that manufacturers need to get for office supplies, and they’re having problems, and then you look at the margins that the wholesalers and resellers are making compared to computer supplies and hardware, it’s dramatic.
OPI: So what do you think will happen?

TA: It has to change and it will. The successful office supplier will adopt a new distribution model doing exactly what we’ve seen in computer supplies – taking costs out of the chain. By doing that you must be able to take market share.

Traditional resellers are doing business based on books, greeting cards, office products. Greeting cards are down the drain, as are books, and stationery is down 15-20%. On top of that, they have competition from the internet. So the only way that they can succeed, in my opinion, is if we the distributors, and the manufacturers, offer solutions. Resellers should be concentrating on selling.

One problem I see is that traditional resellers are offering 25,000 products; ten different brands of staples. Why? It’s crazy.
OPI: One of ACI’s tag lines is ‘Europe, you ain’t seen nothing yet’. That’s a bold statement!

TA: That’s quite a statement isn’t it! Yes, in office supplies I foresee big changes and sometimes you have to give statements to the market to make it wake up a bit.

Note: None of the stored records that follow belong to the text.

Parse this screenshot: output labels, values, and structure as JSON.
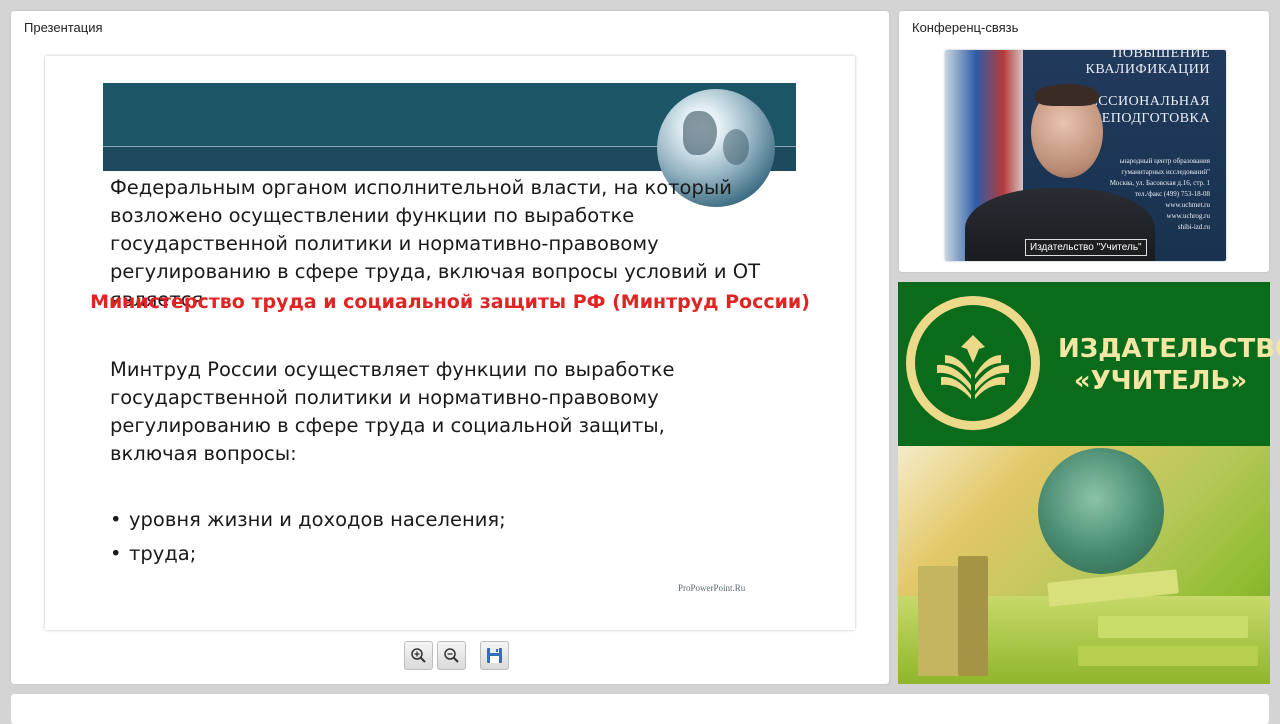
{
  "presentation_panel": {
    "title": "Презентация",
    "slide": {
      "paragraph1": "Федеральным органом исполнительной власти, на который возложено осуществлении функции по выработке государственной политики и нормативно-правовому регулированию в сфере труда, включая вопросы условий и ОТ является",
      "highlight": "Министерство труда и социальной защиты РФ (Минтруд России)",
      "paragraph2": "Минтруд России осуществляет функции по выработке государственной политики и нормативно-правовому регулированию в сфере труда и социальной защиты, включая вопросы:",
      "bullets": [
        "уровня жизни и доходов населения;",
        "труда;"
      ],
      "bullet_symbol": "•",
      "credit": "ProPowerPoint.Ru"
    },
    "toolbar": {
      "buttons": [
        {
          "name": "zoom-in",
          "icon": "zoom-in-icon"
        },
        {
          "name": "zoom-out",
          "icon": "zoom-out-icon"
        },
        {
          "name": "save",
          "icon": "save-icon"
        }
      ]
    }
  },
  "conference_panel": {
    "title": "Конференц-связь",
    "video": {
      "participant_label": "Издательство \"Учитель\"",
      "background_text": {
        "line1": "ПОВЫШЕНИЕ",
        "line2": "КВАЛИФИКАЦИИ",
        "line3": "ФЕССИОНАЛЬНАЯ",
        "line4": "РЕПОДГОТОВКА",
        "small1": "ьнародный центр образования",
        "small2": "гуманитарных исследований\"",
        "small3": "Москва, ул. Басовская д.16, стр. 1",
        "small4": "тел./факс (499) 753-18-08",
        "small5": "www.uchmet.ru",
        "small6": "www.uchrog.ru",
        "small7": "shibi-izd.ru"
      }
    }
  },
  "publisher_banner": {
    "line1": "ИЗДАТЕЛЬСТВО",
    "line2": "«УЧИТЕЛЬ»"
  },
  "colors": {
    "slide_banner": "#1b5566",
    "highlight_text": "#e02424",
    "publisher_green": "#0a6b1b",
    "publisher_gold": "#f4e7a6"
  }
}
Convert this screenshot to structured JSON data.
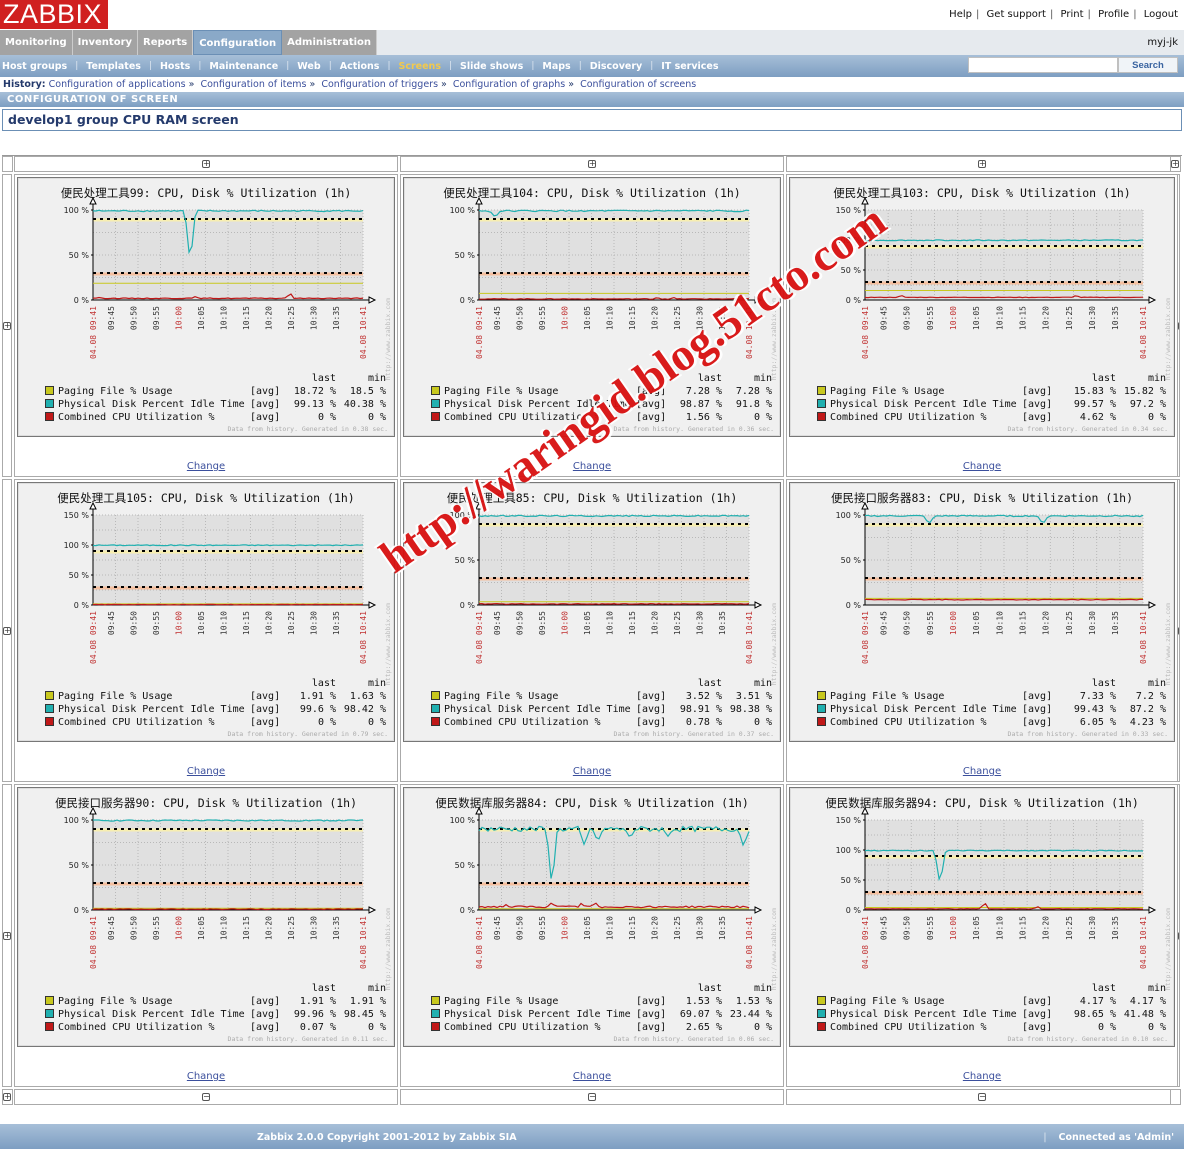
{
  "app": {
    "logo": "ZABBIX",
    "user": "myj-jk"
  },
  "toplinks": [
    "Help",
    "Get support",
    "Print",
    "Profile",
    "Logout"
  ],
  "main_menu": [
    {
      "label": "Monitoring",
      "active": false
    },
    {
      "label": "Inventory",
      "active": false
    },
    {
      "label": "Reports",
      "active": false
    },
    {
      "label": "Configuration",
      "active": true
    },
    {
      "label": "Administration",
      "active": false
    }
  ],
  "sub_menu": [
    {
      "label": "Host groups",
      "active": false
    },
    {
      "label": "Templates",
      "active": false
    },
    {
      "label": "Hosts",
      "active": false
    },
    {
      "label": "Maintenance",
      "active": false
    },
    {
      "label": "Web",
      "active": false
    },
    {
      "label": "Actions",
      "active": false
    },
    {
      "label": "Screens",
      "active": true
    },
    {
      "label": "Slide shows",
      "active": false
    },
    {
      "label": "Maps",
      "active": false
    },
    {
      "label": "Discovery",
      "active": false
    },
    {
      "label": "IT services",
      "active": false
    }
  ],
  "search": {
    "value": "",
    "button": "Search"
  },
  "history": {
    "label": "History:",
    "items": [
      "Configuration of applications",
      "Configuration of items",
      "Configuration of triggers",
      "Configuration of graphs",
      "Configuration of screens"
    ]
  },
  "section_title": "CONFIGURATION OF SCREEN",
  "screen_name": "develop1 group CPU RAM screen",
  "change_label": "Change",
  "legend_headers": {
    "last": "last",
    "min": "min",
    "agg": "[avg]"
  },
  "series_names": [
    "Paging File % Usage",
    "Physical Disk  Percent Idle Time",
    "Combined CPU Utilization %"
  ],
  "series_colors": [
    "#c8c81e",
    "#20b0b0",
    "#c01818"
  ],
  "x_labels": [
    "04.08 09:41",
    "09:45",
    "09:50",
    "09:55",
    "10:00",
    "10:05",
    "10:10",
    "10:15",
    "10:20",
    "10:25",
    "10:30",
    "10:35",
    "04.08 10:41"
  ],
  "watermark_side": "http://www.zabbix.com",
  "watermark_overlay": "http://waringid.blog.51cto.com",
  "footer": {
    "copyright": "Zabbix 2.0.0 Copyright 2001-2012 by Zabbix SIA",
    "connected": "Connected as 'Admin'"
  },
  "chart_data": [
    {
      "type": "line",
      "title": "便民处理工具99: CPU, Disk % Utilization (1h)",
      "ylim": [
        0,
        100
      ],
      "yticks": [
        "0 %",
        "50 %",
        "100 %"
      ],
      "triggers": [
        90,
        30
      ],
      "series": [
        {
          "name": "Paging File % Usage",
          "last": "18.72 %",
          "min": "18.5 %",
          "level": 18.7
        },
        {
          "name": "Physical Disk  Percent Idle Time",
          "last": "99.13 %",
          "min": "40.38 %",
          "level": 99,
          "dips": [
            [
              0.36,
              40
            ]
          ]
        },
        {
          "name": "Combined CPU Utilization %",
          "last": "0 %",
          "min": "0 %",
          "level": 1.5,
          "spikes": [
            [
              0.02,
              3
            ],
            [
              0.38,
              4
            ],
            [
              0.73,
              8
            ]
          ]
        }
      ],
      "generated": "Data from history. Generated in 0.38 sec."
    },
    {
      "type": "line",
      "title": "便民处理工具104: CPU, Disk % Utilization (1h)",
      "ylim": [
        0,
        100
      ],
      "yticks": [
        "0 %",
        "50 %",
        "100 %"
      ],
      "triggers": [
        90,
        30
      ],
      "series": [
        {
          "name": "Paging File % Usage",
          "last": "7.28 %",
          "min": "7.28 %",
          "level": 7.3
        },
        {
          "name": "Physical Disk  Percent Idle Time",
          "last": "98.87 %",
          "min": "91.8 %",
          "level": 99,
          "dips": [
            [
              0.06,
              92
            ]
          ]
        },
        {
          "name": "Combined CPU Utilization %",
          "last": "1.56 %",
          "min": "0 %",
          "level": 0.8,
          "spikes": [
            [
              0.66,
              3
            ],
            [
              0.72,
              3
            ]
          ]
        }
      ],
      "generated": "Data from history. Generated in 0.36 sec."
    },
    {
      "type": "line",
      "title": "便民处理工具103: CPU, Disk % Utilization (1h)",
      "ylim": [
        0,
        150
      ],
      "yticks": [
        "0 %",
        "50 %",
        "100 %",
        "150 %"
      ],
      "triggers": [
        90,
        30
      ],
      "series": [
        {
          "name": "Paging File % Usage",
          "last": "15.83 %",
          "min": "15.82 %",
          "level": 15.8
        },
        {
          "name": "Physical Disk  Percent Idle Time",
          "last": "99.57 %",
          "min": "97.2 %",
          "level": 99.5
        },
        {
          "name": "Combined CPU Utilization %",
          "last": "4.62 %",
          "min": "0 %",
          "level": 4,
          "spikes": [
            [
              0.13,
              8
            ],
            [
              0.76,
              8
            ]
          ]
        }
      ],
      "generated": "Data from history. Generated in 0.34 sec."
    },
    {
      "type": "line",
      "title": "便民处理工具105: CPU, Disk % Utilization (1h)",
      "ylim": [
        0,
        150
      ],
      "yticks": [
        "0 %",
        "50 %",
        "100 %",
        "150 %"
      ],
      "triggers": [
        90,
        30
      ],
      "series": [
        {
          "name": "Paging File % Usage",
          "last": "1.91 %",
          "min": "1.63 %",
          "level": 1.9
        },
        {
          "name": "Physical Disk  Percent Idle Time",
          "last": "99.6 %",
          "min": "98.42 %",
          "level": 99.6
        },
        {
          "name": "Combined CPU Utilization %",
          "last": "0 %",
          "min": "0 %",
          "level": 0.3
        }
      ],
      "generated": "Data from history. Generated in 0.79 sec."
    },
    {
      "type": "line",
      "title": "便民处理工具85: CPU, Disk % Utilization (1h)",
      "ylim": [
        0,
        100
      ],
      "yticks": [
        "0 %",
        "50 %",
        "100 %"
      ],
      "triggers": [
        90,
        30
      ],
      "series": [
        {
          "name": "Paging File % Usage",
          "last": "3.52 %",
          "min": "3.51 %",
          "level": 3.5
        },
        {
          "name": "Physical Disk  Percent Idle Time",
          "last": "98.91 %",
          "min": "98.38 %",
          "level": 99
        },
        {
          "name": "Combined CPU Utilization %",
          "last": "0.78 %",
          "min": "0 %",
          "level": 0.8
        }
      ],
      "generated": "Data from history. Generated in 0.37 sec."
    },
    {
      "type": "line",
      "title": "便民接口服务器83: CPU, Disk % Utilization (1h)",
      "ylim": [
        0,
        100
      ],
      "yticks": [
        "0 %",
        "50 %",
        "100 %"
      ],
      "triggers": [
        90,
        30
      ],
      "series": [
        {
          "name": "Paging File % Usage",
          "last": "7.33 %",
          "min": "7.2 %",
          "level": 7.3
        },
        {
          "name": "Physical Disk  Percent Idle Time",
          "last": "99.43 %",
          "min": "87.2 %",
          "level": 99,
          "dips": [
            [
              0.23,
              90
            ],
            [
              0.64,
              90
            ]
          ]
        },
        {
          "name": "Combined CPU Utilization %",
          "last": "6.05 %",
          "min": "4.23 %",
          "level": 5.5
        }
      ],
      "generated": "Data from history. Generated in 0.33 sec."
    },
    {
      "type": "line",
      "title": "便民接口服务器90: CPU, Disk % Utilization (1h)",
      "ylim": [
        0,
        100
      ],
      "yticks": [
        "0 %",
        "50 %",
        "100 %"
      ],
      "triggers": [
        90,
        30
      ],
      "series": [
        {
          "name": "Paging File % Usage",
          "last": "1.91 %",
          "min": "1.91 %",
          "level": 1.9
        },
        {
          "name": "Physical Disk  Percent Idle Time",
          "last": "99.96 %",
          "min": "98.45 %",
          "level": 99.5
        },
        {
          "name": "Combined CPU Utilization %",
          "last": "0.07 %",
          "min": "0 %",
          "level": 0.5
        }
      ],
      "generated": "Data from history. Generated in 0.11 sec."
    },
    {
      "type": "line",
      "title": "便民数据库服务器84: CPU, Disk % Utilization (1h)",
      "ylim": [
        0,
        100
      ],
      "yticks": [
        "0 %",
        "50 %",
        "100 %"
      ],
      "triggers": [
        90,
        30
      ],
      "series": [
        {
          "name": "Paging File % Usage",
          "last": "1.53 %",
          "min": "1.53 %",
          "level": 1.5
        },
        {
          "name": "Physical Disk  Percent Idle Time",
          "last": "69.07 %",
          "min": "23.44 %",
          "level": 90,
          "noisy": true,
          "dips": [
            [
              0.27,
              24
            ],
            [
              0.39,
              72
            ],
            [
              0.44,
              76
            ],
            [
              0.56,
              80
            ],
            [
              0.7,
              82
            ],
            [
              0.98,
              70
            ]
          ]
        },
        {
          "name": "Combined CPU Utilization %",
          "last": "2.65 %",
          "min": "0 %",
          "level": 2.5,
          "noisy": true,
          "spikes": [
            [
              0.1,
              6
            ],
            [
              0.27,
              9
            ],
            [
              0.38,
              8
            ],
            [
              0.43,
              9
            ]
          ]
        }
      ],
      "generated": "Data from history. Generated in 0.06 sec."
    },
    {
      "type": "line",
      "title": "便民数据库服务器94: CPU, Disk % Utilization (1h)",
      "ylim": [
        0,
        150
      ],
      "yticks": [
        "0 %",
        "50 %",
        "100 %",
        "150 %"
      ],
      "triggers": [
        90,
        30
      ],
      "series": [
        {
          "name": "Paging File % Usage",
          "last": "4.17 %",
          "min": "4.17 %",
          "level": 4.2
        },
        {
          "name": "Physical Disk  Percent Idle Time",
          "last": "98.65 %",
          "min": "41.48 %",
          "level": 99,
          "dips": [
            [
              0.27,
              42
            ]
          ]
        },
        {
          "name": "Combined CPU Utilization %",
          "last": "0 %",
          "min": "0 %",
          "level": 1.5,
          "spikes": [
            [
              0.43,
              13
            ],
            [
              0.62,
              6
            ]
          ]
        }
      ],
      "generated": "Data from history. Generated in 0.10 sec."
    }
  ]
}
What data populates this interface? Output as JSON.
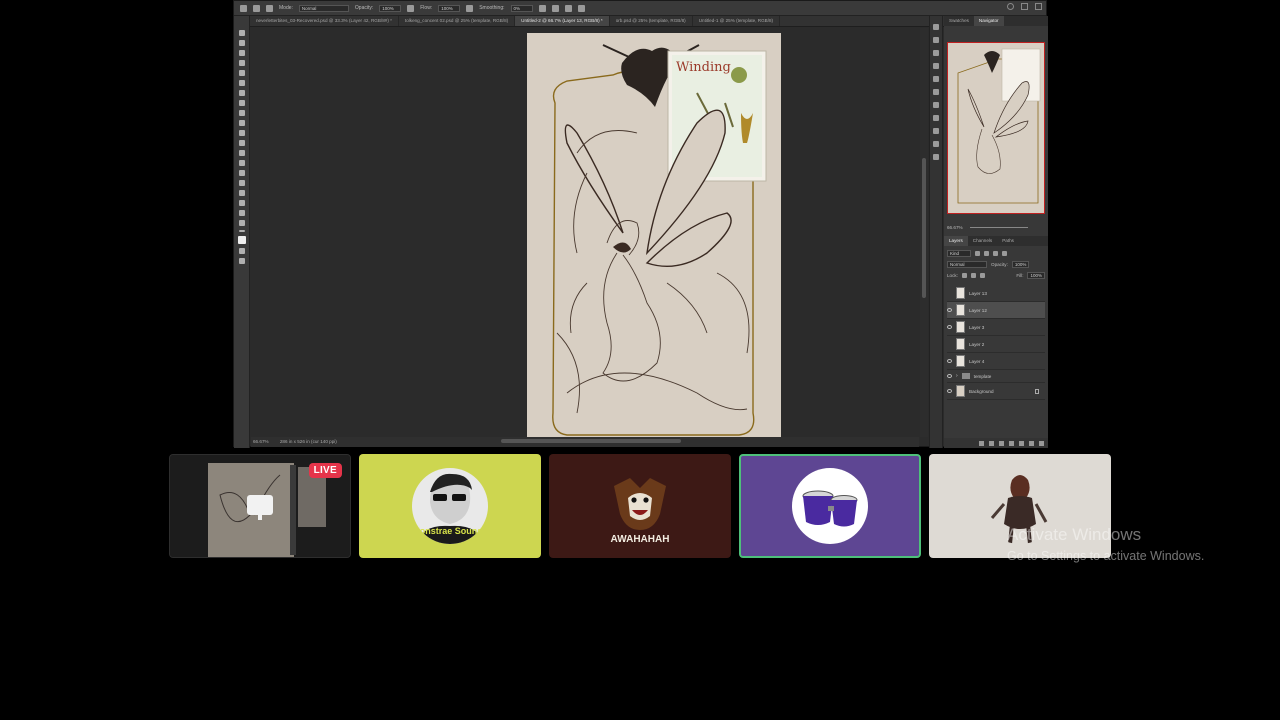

ACI: A history in Ton Adam’s words

•  We started in 1988.
•  In 1990 I opened my first warehouse and we built a bit of stock.
•  1992 was the year that Europe got rid of border documents. Before that, several border documents were needed to trade abroad and not everyone was interested in buying from the Netherlands. But when this changed Europe became more open.
•  In 1995 we got involved with computer supplies, with 80% of our business from Canon. Then people started asking for laser cartridges, and we got involved with HP, Epson, the whole range.
•  In 1997 we became an authorised distributor for HP and after that it was all growth.
•  2002 was important, as the euro was established. Previously, currency fluctuations made a huge difference to business.
•  We took a big step in 2006. To be a European distributor we needed to have a local presence in each country, so, in just eight months, we opened up in Germany, Switzerland (to target the French market), Italy, Spain and the UK.